A life settlement is a very complex, highly-regulated transaction that involves lots of due diligence, loads of paperwork and, as a result, takes a long time. Some of the mystery can be taken out of the process by knowing who does what.
The parties to the transaction can be divided into three groups: seller’s side, buyer’s side and intermediaries.
In most states, settlement brokers, producers, providers and, occasionally, life expectancy companies are required to be licensed. Insurance companies and escrow agents, like banks for example, are usually licensed independently of life settlement regulations.
The seller’s side begins with a policy owner who no longer wants, needs or can afford a life insurance policy. Where the policy owner and insured are not the same, as in a business owned or trust owned arrangement, both must agree to and be parties to the transaction.
The producer is typically the policy owner’s life insurance agent. Unlike many life insurance transactions, the producer represents the policy owner and only the policy owner, is legally considered a life settlement broker, and acts in a fiduciary capacity.
Since life insurance producers typically don’t handle life settlements on a regular basis, they will call on the services of a life settlement brokerage that has expertise in life settlement transactions to find buyers for the policy. Like the producer, a life settlement brokerage is a fiduciary and acts solely on behalf of the policy owner. By using the experience and expertise of a life settlement brokerage, the producer can fulfill their fiduciary duty to properly shop the policy and maximize the price for the seller.
The key players on the buyer’s side of the transaction are the provider, the investment institutions and the actual investors.
The provider acts as a buyer’s broker and is the primary contact for the seller’s settlement broker. Unlike the settlement brokerage, the provider acts solely on behalf of the buyer with the mission to obtain policies as cheaply as possible.

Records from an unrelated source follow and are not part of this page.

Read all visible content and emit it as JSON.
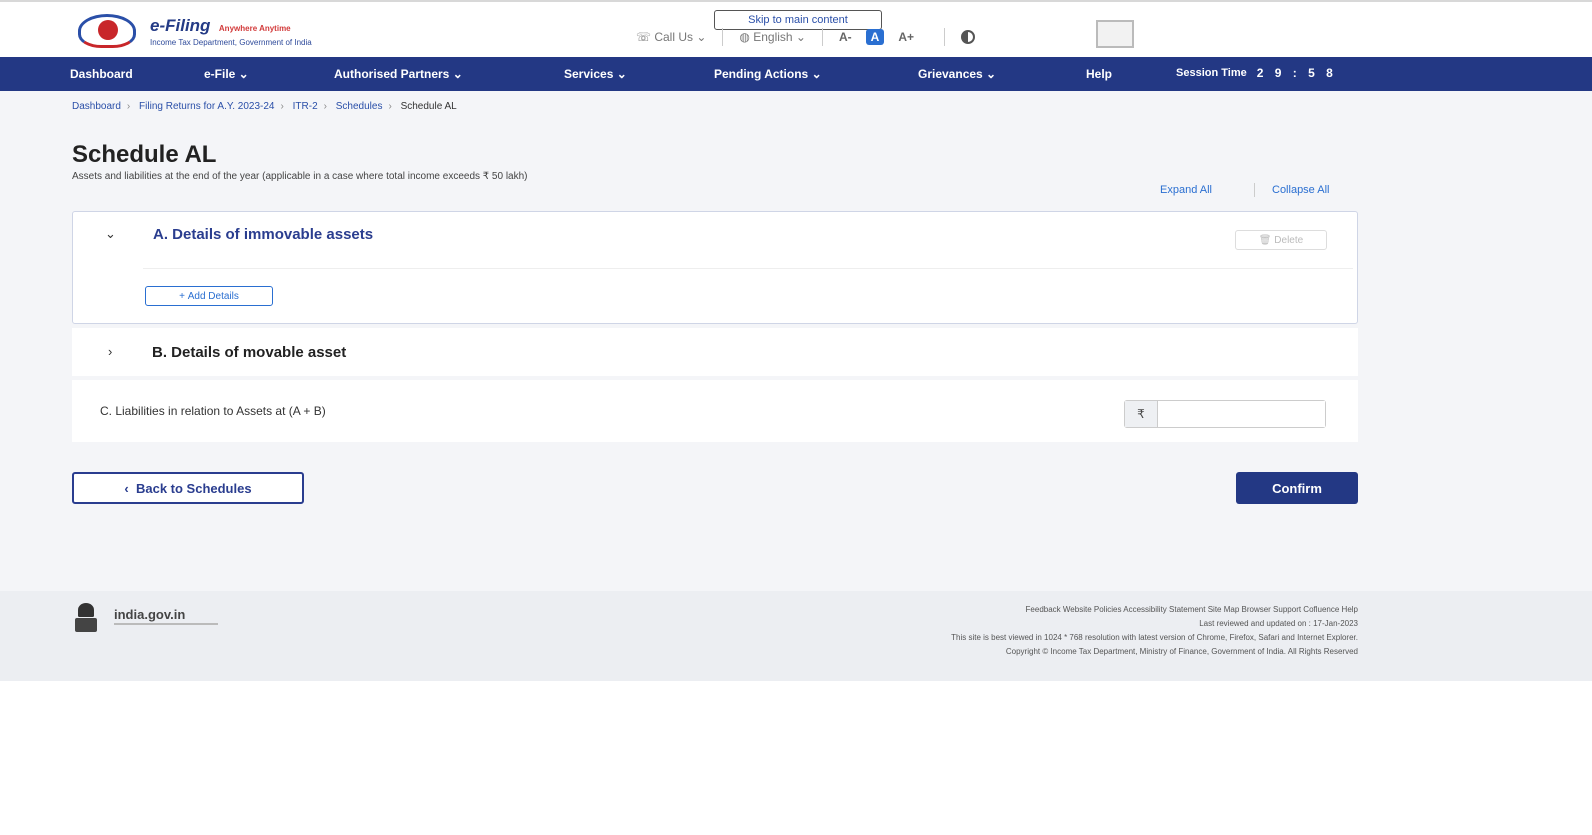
{
  "header": {
    "logo_title": "e-Filing",
    "logo_tag": "Anywhere Anytime",
    "logo_subtitle": "Income Tax Department, Government of India",
    "skip_link": "Skip to main content",
    "call_us": "Call Us",
    "language": "English",
    "font_decrease": "A-",
    "font_normal": "A",
    "font_increase": "A+"
  },
  "nav": {
    "items": [
      "Dashboard",
      "e-File",
      "Authorised Partners",
      "Services",
      "Pending Actions",
      "Grievances",
      "Help"
    ],
    "session_label": "Session Time",
    "session_time": "2 9 : 5 8"
  },
  "breadcrumb": [
    "Dashboard",
    "Filing Returns for A.Y. 2023-24",
    "ITR-2",
    "Schedules",
    "Schedule AL"
  ],
  "page": {
    "title": "Schedule AL",
    "subtitle": "Assets and liabilities at the end of the year (applicable in a case where total income exceeds ₹ 50 lakh)",
    "expand_all": "Expand All",
    "collapse_all": "Collapse All"
  },
  "sections": {
    "a_title": "A. Details of immovable assets",
    "delete_label": "Delete",
    "add_details_label": "Add Details",
    "b_title": "B. Details of movable asset",
    "c_label": "C. Liabilities in relation to Assets at (A + B)",
    "currency_symbol": "₹",
    "c_value": ""
  },
  "actions": {
    "back_label": "Back to Schedules",
    "confirm_label": "Confirm"
  },
  "footer": {
    "site_name": "india.gov.in",
    "links": "Feedback Website Policies Accessibility Statement Site Map Browser Support Cofluence Help",
    "last_reviewed": "Last reviewed and updated on : 17-Jan-2023",
    "resolution_note": "This site is best viewed in 1024 * 768 resolution with latest version of Chrome, Firefox, Safari and Internet Explorer.",
    "copyright": "Copyright © Income Tax Department, Ministry of Finance, Government of India. All Rights Reserved"
  },
  "colors": {
    "brand_navy": "#233884",
    "link_blue": "#2a6fd1",
    "page_bg": "#f4f5f8"
  }
}
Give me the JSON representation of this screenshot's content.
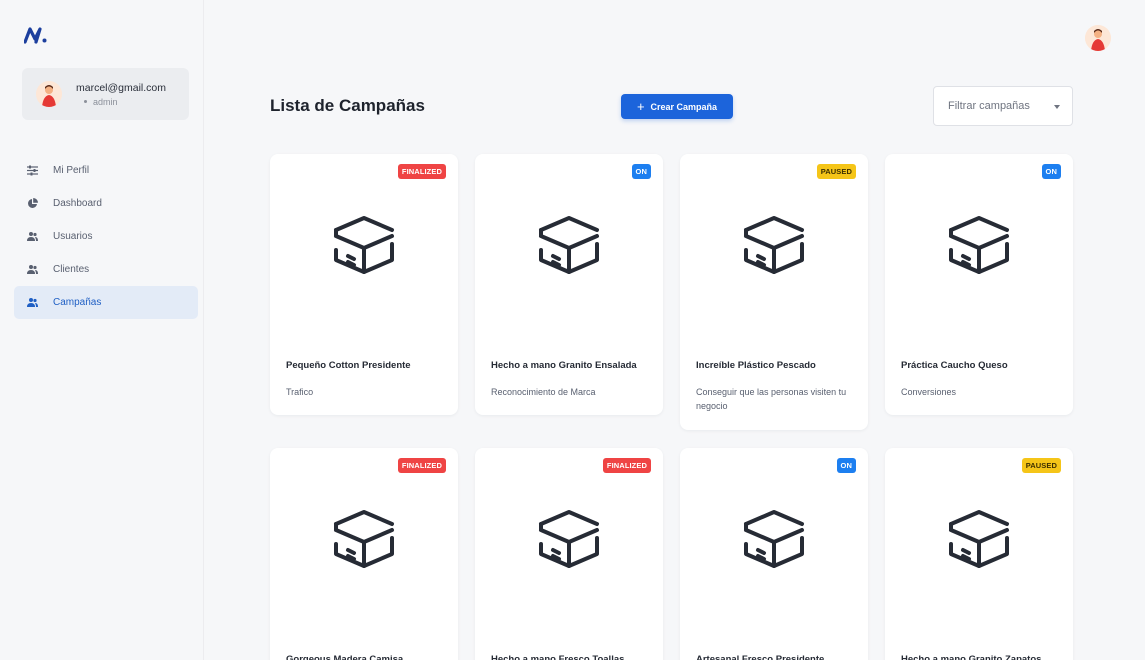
{
  "sidebar": {
    "user": {
      "email": "marcel@gmail.com",
      "role": "admin"
    },
    "nav": [
      {
        "label": "Mi Perfil",
        "icon": "sliders-icon",
        "active": false
      },
      {
        "label": "Dashboard",
        "icon": "pie-chart-icon",
        "active": false
      },
      {
        "label": "Usuarios",
        "icon": "users-icon",
        "active": false
      },
      {
        "label": "Clientes",
        "icon": "users-icon",
        "active": false
      },
      {
        "label": "Campañas",
        "icon": "users-icon",
        "active": true
      }
    ]
  },
  "header": {
    "title": "Lista de Campañas",
    "create_label": "Crear Campaña",
    "filter_placeholder": "Filtrar campañas"
  },
  "campaigns": [
    {
      "name": "Pequeño Cotton Presidente",
      "objective": "Trafico",
      "status": "FINALIZED"
    },
    {
      "name": "Hecho a mano Granito Ensalada",
      "objective": "Reconocimiento de Marca",
      "status": "ON"
    },
    {
      "name": "Increíble Plástico Pescado",
      "objective": "Conseguir que las personas visiten tu negocio",
      "status": "PAUSED"
    },
    {
      "name": "Práctica Caucho Queso",
      "objective": "Conversiones",
      "status": "ON"
    },
    {
      "name": "Gorgeous Madera Camisa",
      "objective": "",
      "status": "FINALIZED"
    },
    {
      "name": "Hecho a mano Fresco Toallas",
      "objective": "",
      "status": "FINALIZED"
    },
    {
      "name": "Artesanal Fresco Presidente",
      "objective": "",
      "status": "ON"
    },
    {
      "name": "Hecho a mano Granito Zapatos",
      "objective": "",
      "status": "PAUSED"
    }
  ],
  "colors": {
    "primary": "#1c64db",
    "finalized": "#ef4444",
    "on": "#1d7ff0",
    "paused": "#f5c518",
    "nav_active_bg": "#e3ebf7"
  }
}
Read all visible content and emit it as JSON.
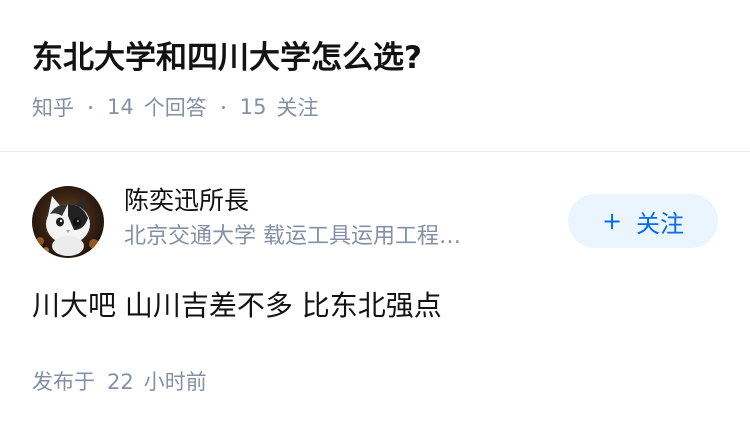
{
  "question": {
    "title": "东北大学和四川大学怎么选?",
    "source": "知乎",
    "answer_count": "14",
    "answer_unit": "个回答",
    "follow_count": "15",
    "follow_unit": "关注"
  },
  "answer": {
    "author": {
      "name": "陈奕迅所長",
      "headline": "北京交通大学 载运工具运用工程…",
      "avatar_icon": "cat-avatar-icon"
    },
    "follow_button": {
      "plus": "+",
      "label": "关注"
    },
    "content": "川大吧 山川吉差不多 比东北强点",
    "time_prefix": "发布于",
    "time_value": "22",
    "time_unit": "小时前"
  },
  "colors": {
    "text": "#121212",
    "muted": "#8590a6",
    "accent": "#056de8",
    "button_bg": "#ebf5ff",
    "divider": "#ebebeb"
  }
}
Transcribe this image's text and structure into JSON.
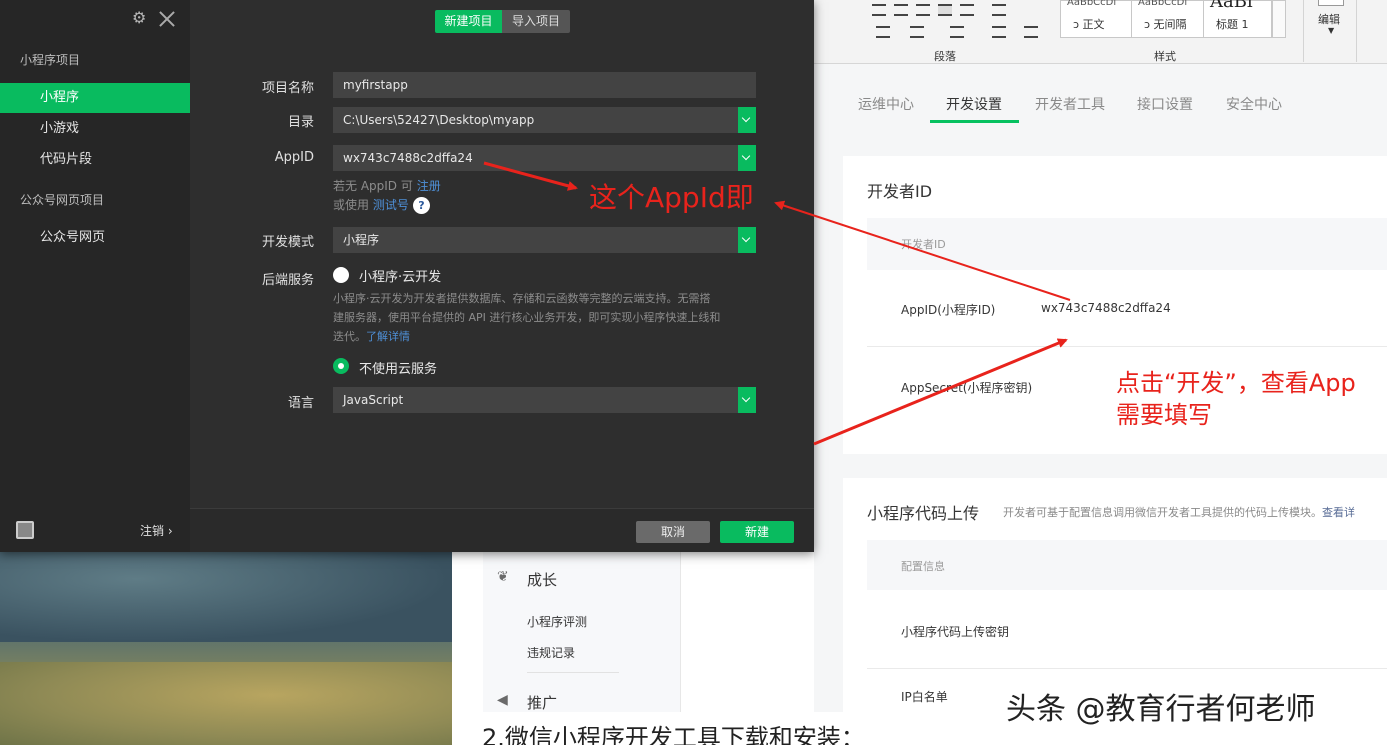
{
  "dialog": {
    "sidebar": {
      "section_mini": "小程序项目",
      "items": [
        {
          "label": "小程序"
        },
        {
          "label": "小游戏"
        },
        {
          "label": "代码片段"
        }
      ],
      "section_official": "公众号网页项目",
      "official_item": "公众号网页",
      "logout": "注销 ›"
    },
    "tabs": {
      "new": "新建项目",
      "import": "导入项目"
    },
    "form": {
      "name_label": "项目名称",
      "name_value": "myfirstapp",
      "dir_label": "目录",
      "dir_value": "C:\\Users\\52427\\Desktop\\myapp",
      "appid_label": "AppID",
      "appid_value": "wx743c7488c2dffa24",
      "appid_hint1_prefix": "若无 AppID 可",
      "appid_hint1_link": "注册",
      "appid_hint2_prefix": "或使用",
      "appid_hint2_link": "测试号",
      "help_glyph": "?",
      "mode_label": "开发模式",
      "mode_value": "小程序",
      "backend_label": "后端服务",
      "cloud_option": "小程序·云开发",
      "cloud_desc_1": "小程序·云开发为开发者提供数据库、存储和云函数等完整的云端支持。无需搭",
      "cloud_desc_2": "建服务器，使用平台提供的 API 进行核心业务开发，即可实现小程序快速上线和",
      "cloud_desc_3_prefix": "迭代。",
      "cloud_desc_link": "了解详情",
      "no_cloud_option": "不使用云服务",
      "lang_label": "语言",
      "lang_value": "JavaScript"
    },
    "buttons": {
      "cancel": "取消",
      "create": "新建"
    }
  },
  "ribbon": {
    "paragraph_label": "段落",
    "styles_label": "样式",
    "edit_label": "编辑",
    "styles": [
      {
        "preview": "AaBbCcDı",
        "name": "ↄ 正文"
      },
      {
        "preview": "AaBbCcDı",
        "name": "ↄ 无间隔"
      },
      {
        "preview": "AaBl",
        "name": "标题 1"
      }
    ]
  },
  "admin": {
    "tabs": [
      "运维中心",
      "开发设置",
      "开发者工具",
      "接口设置",
      "安全中心"
    ],
    "active_tab": "开发设置",
    "dev_id_card": {
      "title": "开发者ID",
      "head": "开发者ID",
      "appid_label": "AppID(小程序ID)",
      "appid_value": "wx743c7488c2dffa24",
      "secret_label": "AppSecret(小程序密钥)"
    },
    "upload_card": {
      "title": "小程序代码上传",
      "desc": "开发者可基于配置信息调用微信开发者工具提供的代码上传模块。",
      "desc_link": "查看详",
      "head": "配置信息",
      "row1": "小程序代码上传密钥",
      "row2": "IP白名单"
    },
    "nav": {
      "group_growth": "成长",
      "growth_items": [
        "小程序评测",
        "违规记录"
      ],
      "group_promo": "推广"
    }
  },
  "article_text": "2.微信小程序开发工具下载和安装：",
  "annotations": {
    "note_appid": "这个AppId即",
    "note_dev_line1": "点击“开发”，查看App",
    "note_dev_line2": "需要填写",
    "color": "#e8231c"
  },
  "watermark": "头条 @教育行者何老师"
}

The provider acts as an aggregator of policies on behalf of one or more investment institutions. Providers acquire policies under several different arrangements.